[Items from an interface collection]
:::
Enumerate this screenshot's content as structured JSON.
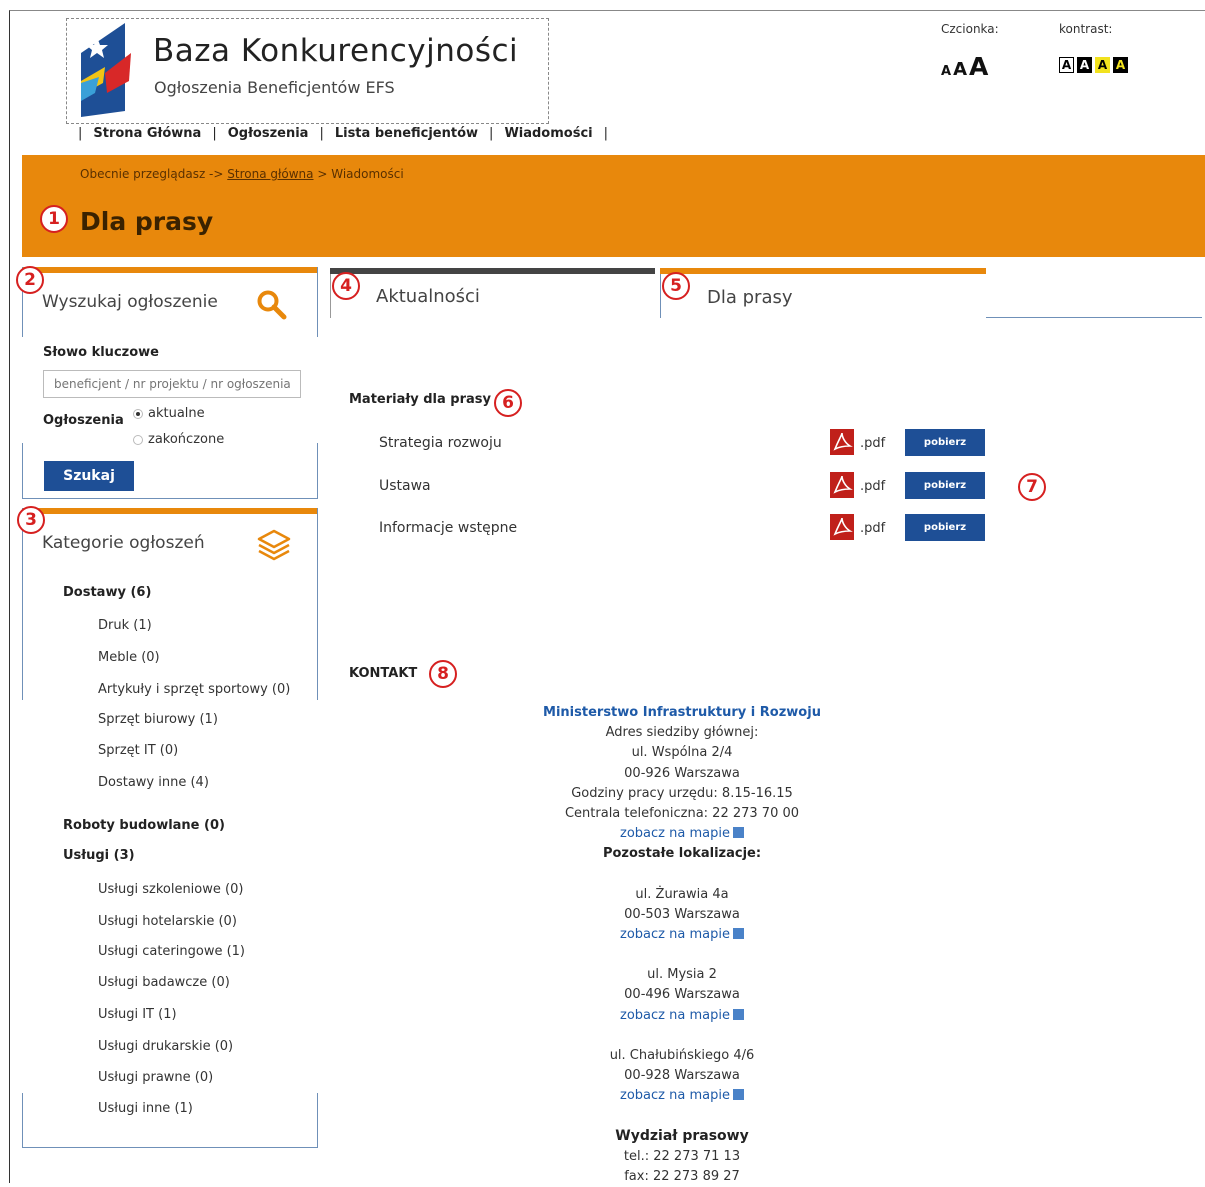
{
  "logo": {
    "title": "Baza Konkurencyjności",
    "subtitle": "Ogłoszenia Beneficjentów EFS"
  },
  "topnav": {
    "items": [
      "Strona Główna",
      "Ogłoszenia",
      "Lista beneficjentów",
      "Wiadomości"
    ],
    "separator": "|"
  },
  "tools": {
    "font_label": "Czcionka:",
    "font_sizes": [
      "A",
      "A",
      "A"
    ],
    "contrast_label": "kontrast:",
    "contrast_options": [
      "A",
      "A",
      "A",
      "A"
    ]
  },
  "breadcrumb": {
    "prefix": "Obecnie przeglądasz ->",
    "home": "Strona główna",
    "separator": ">",
    "current": "Wiadomości"
  },
  "page_title": "Dla prasy",
  "markers": [
    "1",
    "2",
    "3",
    "4",
    "5",
    "6",
    "7",
    "8"
  ],
  "search": {
    "title": "Wyszukaj ogłoszenie",
    "keyword_label": "Słowo kluczowe",
    "placeholder": "beneficjent / nr projektu / nr ogłoszenia",
    "status_label": "Ogłoszenia",
    "options": [
      "aktualne",
      "zakończone"
    ],
    "button": "Szukaj"
  },
  "categories": {
    "title": "Kategorie ogłoszeń",
    "groups": [
      {
        "name": "Dostawy (6)",
        "items": [
          "Druk (1)",
          "Meble (0)",
          "Artykuły i sprzęt sportowy (0)",
          "Sprzęt biurowy (1)",
          "Sprzęt IT (0)",
          "Dostawy inne (4)"
        ]
      },
      {
        "name": "Roboty budowlane (0)",
        "items": []
      },
      {
        "name": "Usługi (3)",
        "items": [
          "Usługi szkoleniowe (0)",
          "Usługi hotelarskie (0)",
          "Usługi cateringowe (1)",
          "Usługi badawcze (0)",
          "Usługi IT (1)",
          "Usługi drukarskie (0)",
          "Usługi prawne (0)",
          "Usługi inne (1)"
        ]
      }
    ]
  },
  "tabs": [
    "Aktualności",
    "Dla prasy"
  ],
  "materials": {
    "title": "Materiały dla prasy",
    "rows": [
      {
        "name": "Strategia rozwoju",
        "ext": ".pdf",
        "button": "pobierz"
      },
      {
        "name": "Ustawa",
        "ext": ".pdf",
        "button": "pobierz"
      },
      {
        "name": "Informacje wstępne",
        "ext": ".pdf",
        "button": "pobierz"
      }
    ]
  },
  "contact": {
    "title": "KONTAKT",
    "org": "Ministerstwo Infrastruktury i Rozwoju",
    "hq_label": "Adres siedziby głównej:",
    "hq_street": "ul. Wspólna 2/4",
    "hq_city": "00-926 Warszawa",
    "hours": "Godziny pracy urzędu: 8.15-16.15",
    "phone": "Centrala telefoniczna: 22 273 70 00",
    "map_link": "zobacz na mapie",
    "other_label": "Pozostałe lokalizacje:",
    "locations": [
      {
        "street": "ul. Żurawia 4a",
        "city": "00-503 Warszawa"
      },
      {
        "street": "ul. Mysia 2",
        "city": "00-496 Warszawa"
      },
      {
        "street": "ul. Chałubińskiego 4/6",
        "city": "00-928 Warszawa"
      }
    ],
    "press_label": "Wydział prasowy",
    "press_tel": "tel.: 22 273 71 13",
    "press_fax": "fax: 22 273 89 27"
  },
  "colors": {
    "accent": "#e8880c",
    "button": "#1e4f96",
    "link": "#1e5aa8",
    "marker": "#d62020"
  }
}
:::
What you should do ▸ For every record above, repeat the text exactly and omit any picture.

Exercise response ▸
Enumerate this screenshot's content as structured JSON.
{
  "logo": {
    "title": "Baza Konkurencyjności",
    "subtitle": "Ogłoszenia Beneficjentów EFS"
  },
  "topnav": {
    "items": [
      "Strona Główna",
      "Ogłoszenia",
      "Lista beneficjentów",
      "Wiadomości"
    ],
    "separator": "|"
  },
  "tools": {
    "font_label": "Czcionka:",
    "font_sizes": [
      "A",
      "A",
      "A"
    ],
    "contrast_label": "kontrast:",
    "contrast_options": [
      "A",
      "A",
      "A",
      "A"
    ]
  },
  "breadcrumb": {
    "prefix": "Obecnie przeglądasz ->",
    "home": "Strona główna",
    "separator": ">",
    "current": "Wiadomości"
  },
  "page_title": "Dla prasy",
  "markers": [
    "1",
    "2",
    "3",
    "4",
    "5",
    "6",
    "7",
    "8"
  ],
  "search": {
    "title": "Wyszukaj ogłoszenie",
    "keyword_label": "Słowo kluczowe",
    "placeholder": "beneficjent / nr projektu / nr ogłoszenia",
    "status_label": "Ogłoszenia",
    "options": [
      "aktualne",
      "zakończone"
    ],
    "button": "Szukaj"
  },
  "categories": {
    "title": "Kategorie ogłoszeń",
    "groups": [
      {
        "name": "Dostawy (6)",
        "items": [
          "Druk (1)",
          "Meble (0)",
          "Artykuły i sprzęt sportowy (0)",
          "Sprzęt biurowy (1)",
          "Sprzęt IT (0)",
          "Dostawy inne (4)"
        ]
      },
      {
        "name": "Roboty budowlane (0)",
        "items": []
      },
      {
        "name": "Usługi (3)",
        "items": [
          "Usługi szkoleniowe (0)",
          "Usługi hotelarskie (0)",
          "Usługi cateringowe (1)",
          "Usługi badawcze (0)",
          "Usługi IT (1)",
          "Usługi drukarskie (0)",
          "Usługi prawne (0)",
          "Usługi inne (1)"
        ]
      }
    ]
  },
  "tabs": [
    "Aktualności",
    "Dla prasy"
  ],
  "materials": {
    "title": "Materiały dla prasy",
    "rows": [
      {
        "name": "Strategia rozwoju",
        "ext": ".pdf",
        "button": "pobierz"
      },
      {
        "name": "Ustawa",
        "ext": ".pdf",
        "button": "pobierz"
      },
      {
        "name": "Informacje wstępne",
        "ext": ".pdf",
        "button": "pobierz"
      }
    ]
  },
  "contact": {
    "title": "KONTAKT",
    "org": "Ministerstwo Infrastruktury i Rozwoju",
    "hq_label": "Adres siedziby głównej:",
    "hq_street": "ul. Wspólna 2/4",
    "hq_city": "00-926 Warszawa",
    "hours": "Godziny pracy urzędu: 8.15-16.15",
    "phone": "Centrala telefoniczna: 22 273 70 00",
    "map_link": "zobacz na mapie",
    "other_label": "Pozostałe lokalizacje:",
    "locations": [
      {
        "street": "ul. Żurawia 4a",
        "city": "00-503 Warszawa"
      },
      {
        "street": "ul. Mysia 2",
        "city": "00-496 Warszawa"
      },
      {
        "street": "ul. Chałubińskiego 4/6",
        "city": "00-928 Warszawa"
      }
    ],
    "press_label": "Wydział prasowy",
    "press_tel": "tel.: 22 273 71 13",
    "press_fax": "fax: 22 273 89 27"
  },
  "colors": {
    "accent": "#e8880c",
    "button": "#1e4f96",
    "link": "#1e5aa8",
    "marker": "#d62020"
  }
}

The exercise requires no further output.